Record set.
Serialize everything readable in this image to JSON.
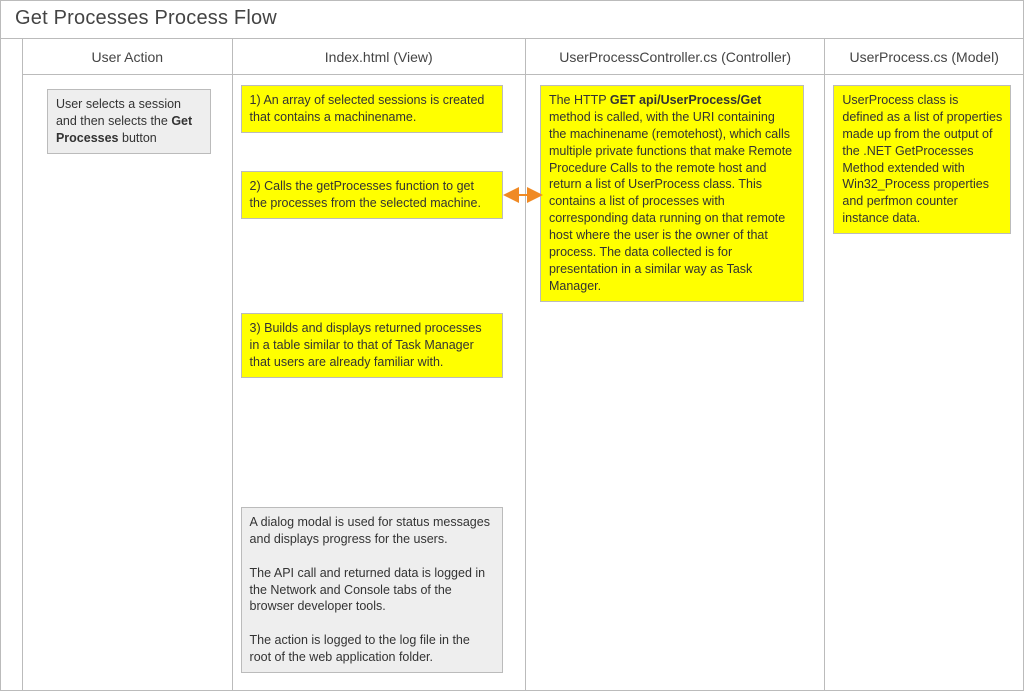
{
  "title": "Get Processes Process Flow",
  "lanes": {
    "userAction": {
      "header": "User Action"
    },
    "view": {
      "header": "Index.html (View)"
    },
    "controller": {
      "header": "UserProcessController.cs (Controller)"
    },
    "model": {
      "header": "UserProcess.cs (Model)"
    }
  },
  "notes": {
    "userActionNote_pre": "User selects a session and then selects the ",
    "userActionNote_bold": "Get Processes",
    "userActionNote_post": " button",
    "viewStep1": "1) An array of selected sessions is created that contains a machinename.",
    "viewStep2": "2) Calls the getProcesses function to get the processes from the selected machine.",
    "viewStep3": "3) Builds and displays returned processes in a table similar to that of Task Manager that users are already familiar with.",
    "viewFooterP1": "A dialog modal is used for status messages and displays progress for the users.",
    "viewFooterP2": "The API call and returned data is logged in the Network and Console tabs of the browser developer tools.",
    "viewFooterP3": "The action is logged to the log file in the root of the web application folder.",
    "controller_pre": "The HTTP ",
    "controller_bold": "GET api/UserProcess/Get",
    "controller_post": " method is called, with the URI containing the machinename (remotehost), which calls multiple private functions that make Remote Procedure Calls to the remote host and return a list of UserProcess class. This contains a list of processes with corresponding data running on that remote host where the user is the owner of that process. The data collected is for presentation in a similar way as Task Manager.",
    "modelNote": "UserProcess class is defined as a list of properties made up from the output of the .NET GetProcesses Method extended with Win32_Process properties and perfmon counter instance data."
  }
}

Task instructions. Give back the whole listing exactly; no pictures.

Result of the task.
Serialize everything readable in this image to JSON.
{
  "title": "Get Processes Process Flow",
  "lanes": {
    "userAction": {
      "header": "User Action"
    },
    "view": {
      "header": "Index.html (View)"
    },
    "controller": {
      "header": "UserProcessController.cs (Controller)"
    },
    "model": {
      "header": "UserProcess.cs (Model)"
    }
  },
  "notes": {
    "userActionNote_pre": "User selects a session and then selects the ",
    "userActionNote_bold": "Get Processes",
    "userActionNote_post": " button",
    "viewStep1": "1) An array of selected sessions is created that contains a machinename.",
    "viewStep2": "2) Calls the getProcesses function to get the processes from the selected machine.",
    "viewStep3": "3) Builds and displays returned processes in a table similar to that of Task Manager that users are already familiar with.",
    "viewFooterP1": "A dialog modal is used for status messages and displays progress for the users.",
    "viewFooterP2": "The API call and returned data is logged in the Network and Console tabs of the browser developer tools.",
    "viewFooterP3": "The action is logged to the log file in the root of the web application folder.",
    "controller_pre": "The HTTP ",
    "controller_bold": "GET api/UserProcess/Get",
    "controller_post": " method is called, with the URI containing the machinename (remotehost), which calls multiple private functions that make Remote Procedure Calls to the remote host and return a list of UserProcess class. This contains a list of processes with corresponding data running on that remote host where the user is the owner of that process. The data collected is for presentation in a similar way as Task Manager.",
    "modelNote": "UserProcess class is defined as a list of properties made up from the output of the .NET GetProcesses Method extended with Win32_Process properties and perfmon counter instance data."
  }
}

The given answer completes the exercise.